The leading absentees, in terms of sporting excellence, were the Cuban boxing and baseball teams. For some unfathomable reason, Fidel Castro had honored North Korea's boycott of these Games. What the North Koreans expected to gain from their action was a mystery, too. Indeed, it seemed North Korea had offended its staunchest supporter, the Soviet Union, with its intransigence. At a press conference last week Marat Gramov, the minister of sport for the U.S.S.R., said when asked about North Korea's action, "Nonparticipation in the Olympics, regardless of which country stays away, always has negative results."
But while North Korea became more isolated because of its anti-Olympic stand, South Korea was opening new international doors. When Seoul was awarded the Games in the fall of 1981, South Korea had no formal diplomatic relations with 44 Olympic nations—including China and all of the Eastern bloc. On Sept. 13, Hungary, a Soviet ally, and South Korea declared that they would exchange missions. Similar connections with China, the U.S.S.R. and the rest of Eastern Europe are expected soon after the Games.
Though terrorism in general and North Korea's penchant for the politics of violence in particular were the most obvious threats hanging over Seoul last week, there was also the more subtle matter of drug use by Olympic athletes. The IOC has become more alert than ever to drug abuse, and Samaranch made a fierce speech last week in which he declared, "Doping equals death!" The list of IOC-banned substances now runs into the hundreds, ranging from cocaine, caffeine and certain cold remedies to anabolic steroids and any number of medicines and potions that can be used to mask the presence of other drugs. The SLOOC set up a $3 million Doping Control Center, with a staff of 80, in a five-story brick building not far from the Olympic Stadium, to analyze the urine samples that will be provided by the three medal winners in each of the 237 events and by other athletes picked at random.
Dr. Park Jong Sei, technical director of the center, said confidently, "We will catch them one way or another. I'm sure we're a little smarter than the athletes." American pole vaulter Kory Tarpenning thought differently. "We know a lot of athletes are using drugs," he said, "but they're able to test negatively because they know the system so well. Right now, I'd say the athletes are smarter than the testers."
Perhaps it's well to recall that at the Los Angeles Games, the first at which drug tests were widely administered, there were only 11 positive results from the more than 1,500 test samples. The most pessimistic observers estimate that some 50% of the Olympians in Seoul have used banned substances to help themselves qualify for these Games. Whether there will be a massive drug crackdown against the Olympians remains to be seen, though it seems unlikely.
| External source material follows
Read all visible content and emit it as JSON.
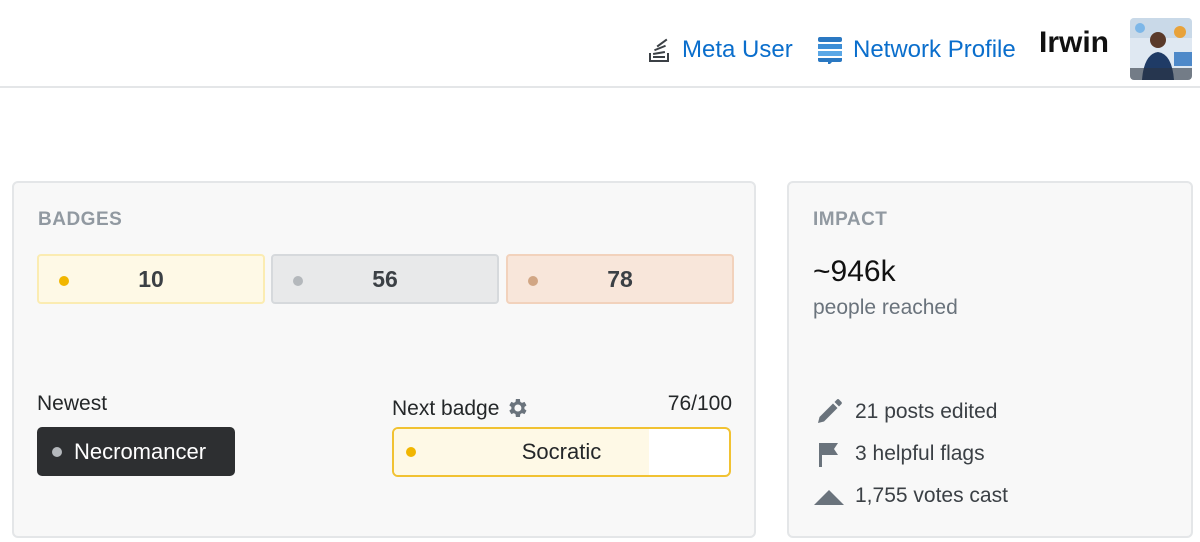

Still, some countries have done their own Olympic housecleaning.
For instance, the U.S. removed freestyle sprinter Angel Myers from its Olympic swimming team after she tested positive for steroids, and Steve Hegg, a gold and silver medalist in cycling in L.A., was nailed a week before the Seoul Games began for having an excessive amount of caffeine in his system.
No country has been better than Canada at nailing drug users. Even before its weightlifting team got to Seoul, three of its seven members had been dismissed—and a fourth soon followed—after they tested positive for steroids. A Canadian wag noted that in a sport featuring an event called the clean and jerk, the weightlifters' score was Jerks 4, Cleans 3.
Though the taking of drugs is certainly not acceptable at the Games, these days the taking of money most definitely is. Not all that long ago, any Olympian who took money for any athletic endeavor was considered guilty of treason, prostitution, grand larceny or worse. The idea that athletes might one day be offered performance incentives openly, officially and proudly by their national Olympic hierarchies would have been regarded as an absurdity. No more. Whatever other history may be made in Seoul, these Games will be known as the first at which governments or Olympic committees declared that they would be awarding cash prizes for medals.
The list includes such anticapitalist bastions as the Soviet Union, which has promised 12,000 rubles ($20,200) to each athlete who wins a gold; Poland, which will give the equivalent of $10,000 for an Olympic victory; Hungary, which has a pay scale ranging from $10,000 for a gold down to a $4,500 insurance policy for a sixth-place finish; and East Germany, where a winner reportedly is guaranteed $15,000. China will give $2,700 for a gold—although in a country where the average wage is $32 a month, that kind of windfall can go a long way.
Bigger cash prizes have been promised in the capitals of capitalism. A gold medalist from Belgium (slim as the chances are) will get the equivalent of $26,000; from France, $31,400; from Taiwan, $140,000. The Nigerian government will give big cash prizes for medals, though the amounts have not been announced, and beyond that has told its athletes that any bronze medalist will have a street in his neighborhood named after him; a silver medalist, a street somewhere else in his hometown; and a gold medalist, a street in the new capital of Abuja.